The records:
● ● ● ● ●

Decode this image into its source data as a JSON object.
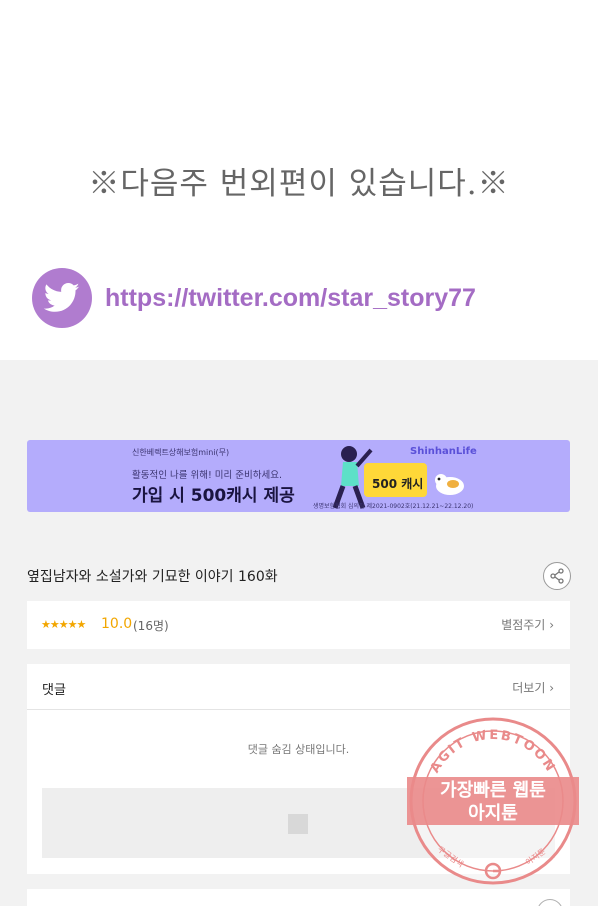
{
  "notice": {
    "text": "※다음주 번외편이 있습니다.※"
  },
  "twitter": {
    "icon": "twitter-bird-icon",
    "url": "https://twitter.com/star_story77",
    "color": "#b07ccf"
  },
  "ad_banner": {
    "small_text": "신한베렉트상해보험mini(무)",
    "sub_text": "활동적인 나를 위해! 미리 준비하세요.",
    "main_text": "가입 시 500캐시 제공",
    "brand": "ShinhanLife",
    "cash_badge": "500 캐시",
    "fine_print": "생명보험협회 심의필 제2021-0902호(21.12.21~22.12.20)",
    "bg_color": "#b4acfc"
  },
  "episode": {
    "title": "옆집남자와 소설가와 기묘한 이야기 160화",
    "share_icon": "share-icon"
  },
  "rating": {
    "stars": "★★★★★",
    "score": "10.0",
    "count": "(16명)",
    "rate_link": "별점주기",
    "accent_color": "#f2a600"
  },
  "comments": {
    "title": "댓글",
    "more_link": "더보기",
    "hidden_message": "댓글 숨김 상태입니다."
  },
  "watermark": {
    "top_text": "AGIT WEBTOON",
    "line1": "가장빠른 웹툰",
    "line2": "아지툰",
    "bottom_left": "구글검색",
    "bottom_right": "아지툰",
    "color": "#e36a6a"
  }
}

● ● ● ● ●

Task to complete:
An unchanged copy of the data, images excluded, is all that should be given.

Answer section:
Decode this image into its source data as a JSON object.
{
  "notice": {
    "text": "※다음주 번외편이 있습니다.※"
  },
  "twitter": {
    "icon": "twitter-bird-icon",
    "url": "https://twitter.com/star_story77",
    "color": "#b07ccf"
  },
  "ad_banner": {
    "small_text": "신한베렉트상해보험mini(무)",
    "sub_text": "활동적인 나를 위해! 미리 준비하세요.",
    "main_text": "가입 시 500캐시 제공",
    "brand": "ShinhanLife",
    "cash_badge": "500 캐시",
    "fine_print": "생명보험협회 심의필 제2021-0902호(21.12.21~22.12.20)",
    "bg_color": "#b4acfc"
  },
  "episode": {
    "title": "옆집남자와 소설가와 기묘한 이야기 160화",
    "share_icon": "share-icon"
  },
  "rating": {
    "stars": "★★★★★",
    "score": "10.0",
    "count": "(16명)",
    "rate_link": "별점주기",
    "accent_color": "#f2a600"
  },
  "comments": {
    "title": "댓글",
    "more_link": "더보기",
    "hidden_message": "댓글 숨김 상태입니다."
  },
  "watermark": {
    "top_text": "AGIT WEBTOON",
    "line1": "가장빠른 웹툰",
    "line2": "아지툰",
    "bottom_left": "구글검색",
    "bottom_right": "아지툰",
    "color": "#e36a6a"
  }
}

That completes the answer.